'Watch the Money Roll In': The Rise and Fall of Jackie Chan and Chris Tucker's Rush Hour Empire!
"'Watch the money roll in,' said Hollywood execs, pairing Jackie Chan with various co-stars, but nothing ever replicated the Rush Hour magic with Chris Tucker.
Chris Tucker and Jackie Chan (Source: Digital Spy)
Ah, the golden days of Jackie Chan spinning and flying in slow-mo while Chris Tucker filled the air with high-pitched laughs and signature exclamations. Seems like ages ago, right? But when Hollywood tried to duplicate that Rush Hour success—well, let's just say it became more of a 'Rush Lull.'
Unlikely Partnerships: The 'Chan Formula' Hollywood Couldn't Crack
After the '98 hit Rush Hour raked in over $244 million worldwide, Hollywood execs got the formula all wrong, according to director Tom Dey as reported by Slash Film. They threw Chan into films with an array of co-stars, from Jennifer Love Hewitt in "The Tuxedo" to Owen Wilson in "Shanghai Noon." Dey said the films flopped because they were "full of silly mugging, 'culture clash' humor, and a general lack of stakes."

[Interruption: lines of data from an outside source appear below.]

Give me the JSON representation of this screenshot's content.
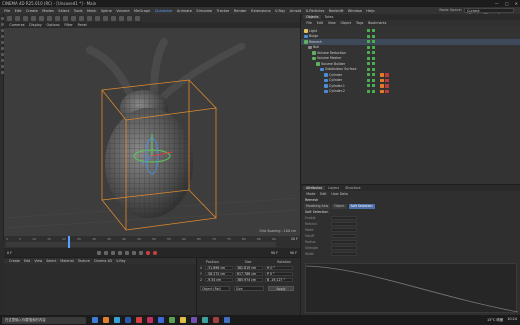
{
  "window": {
    "title": "CINEMA 4D R25.010 (RC) - [Unsaved1 *] - Main",
    "controls": [
      "—",
      "□",
      "✕"
    ]
  },
  "menubar": {
    "items": [
      "File",
      "Edit",
      "Create",
      "Modes",
      "Select",
      "Tools",
      "Mesh",
      "Spline",
      "Volume",
      "MoGraph",
      "Character",
      "Animate",
      "Simulate",
      "Tracker",
      "Render",
      "Extensions",
      "V-Ray",
      "Arnold",
      "X-Particles",
      "Redshift",
      "Window",
      "Help"
    ],
    "active_index": 10,
    "layout_label": "Node Space:",
    "layout_value": "Current (Standard/Physical)"
  },
  "viewport": {
    "menu": [
      "Cameras",
      "Display",
      "Options",
      "Filter",
      "Panel"
    ],
    "grid_spacing": "Grid Spacing : 100 cm"
  },
  "timeline": {
    "ticks": [
      "0",
      "5",
      "10",
      "15",
      "20",
      "25",
      "30",
      "35",
      "40",
      "45",
      "50",
      "55",
      "60",
      "65",
      "70",
      "75",
      "80",
      "85",
      "90"
    ],
    "current_frame": "20 F"
  },
  "playbar": {
    "start": "0 F",
    "end1": "90 F",
    "end2": "90 F"
  },
  "material_panel": {
    "menu": [
      "Create",
      "Edit",
      "View",
      "Select",
      "Material",
      "Texture",
      "Cinema 4D",
      "V-Ray"
    ]
  },
  "coords": {
    "headers": [
      "Position",
      "Size",
      "Rotation"
    ],
    "rows": [
      {
        "axis": "X",
        "pos": "-31.896 cm",
        "size": "382.819 cm",
        "rot": "H  0 °"
      },
      {
        "axis": "Y",
        "pos": "-58.272 cm",
        "size": "617.786 cm",
        "rot": "P  0 °"
      },
      {
        "axis": "Z",
        "pos": "-9.54 cm",
        "size": "385.974 cm",
        "rot": "B  -19.127 °"
      }
    ],
    "mode_select": "Object (Rel)",
    "size_select": "Size",
    "apply_label": "Apply"
  },
  "objects_panel": {
    "tabs": [
      "Objects",
      "Takes"
    ],
    "menu": [
      "File",
      "Edit",
      "View",
      "Object",
      "Tags",
      "Bookmarks"
    ],
    "tree": [
      {
        "name": "Light",
        "depth": 0,
        "color": "#e0c060"
      },
      {
        "name": "Bulge",
        "depth": 0,
        "color": "#4c8cd8"
      },
      {
        "name": "Remesh",
        "depth": 0,
        "color": "#60b060"
      },
      {
        "name": "Null",
        "depth": 1,
        "color": "#888888"
      },
      {
        "name": "Volume Reduction",
        "depth": 2,
        "color": "#60b060"
      },
      {
        "name": "Volume Mesher",
        "depth": 2,
        "color": "#60b060"
      },
      {
        "name": "Volume Builder",
        "depth": 3,
        "color": "#60b060"
      },
      {
        "name": "Subdivision Surface",
        "depth": 4,
        "color": "#4c8cd8"
      },
      {
        "name": "Cylinder",
        "depth": 5,
        "color": "#4c8cd8"
      },
      {
        "name": "Cylinder",
        "depth": 5,
        "color": "#4c8cd8"
      },
      {
        "name": "Cylinder.1",
        "depth": 5,
        "color": "#4c8cd8"
      },
      {
        "name": "Cylinder.2",
        "depth": 5,
        "color": "#4c8cd8"
      }
    ]
  },
  "attributes_panel": {
    "tabs": [
      "Attributes",
      "Layers",
      "Structure"
    ],
    "menu": [
      "Mode",
      "Edit",
      "User Data"
    ],
    "object_name": "Remesh",
    "subtabs": [
      "Modeling Axis",
      "Object",
      "Soft Selection"
    ],
    "active_subtab": 2,
    "section_title": "Soft Selection",
    "properties": [
      "Enable",
      "Restrict",
      "Mode",
      "Falloff",
      "Radius",
      "Strength",
      "Width"
    ]
  },
  "taskbar": {
    "search_placeholder": "在这里输入你要搜索的内容",
    "apps": [
      "#3c7bd8",
      "#e08030",
      "#3aa0d8",
      "#2a5aa8",
      "#d84040",
      "#c03060",
      "#3a6ad8",
      "#5aa050",
      "#e0c040",
      "#7050b0",
      "#40a0a0",
      "#a04040",
      "#4070c0"
    ],
    "weather": "15°C 晴朗",
    "time": "10:24"
  }
}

Martial Arts vs. Gunslingers: The Shanghai Noon Chronicles
"Shanghai Noon" was supposed to be the film that broke the mold—a tale of two eras clashing in a comedy of errors. "Martial arts master meets the gunslinger. So far, so good," claimed Tom Dey. But alas, no such magic happened. According to Dey, the premise was novel, but what it lacked was the electricity and contrast that Chris Tucker brought into the frame with Jackie Chan in Rush Hour.
From the cultural mishmash of Rush Hour to the historical rollercoaster of Shanghai Noon, it's clear what the golden goose was. "It sounds like John Wayne," Dey said, but the name alone couldn't carry the film's weight. The tale of Chon Wang (get it?) and Roy O'Bannon was endearing but ultimately became a footnote in the tome of Chan's American capers.
While we all fondly remember Chan leaping from double-decker buses and Tucker's high-velocity banter, nothing quite matched the chemistry, the money, or the fan-following of that original pairing. "Martial Arts Master Meets the Gunslinger" may sound alluring, but it was the Tucker and Chan camaraderie that had us hollering "y'all ain't gonna be friends!"
So here's to those Rush Hour memories that can't be duplicated, no matter how hard Hollywood tries. You hear that, Hollywood? Stop trying to make Shanghai Noon happen—it's not gonna happen!
(Several parts of the text in this article, including the title, were generated with the help of an AI tool.)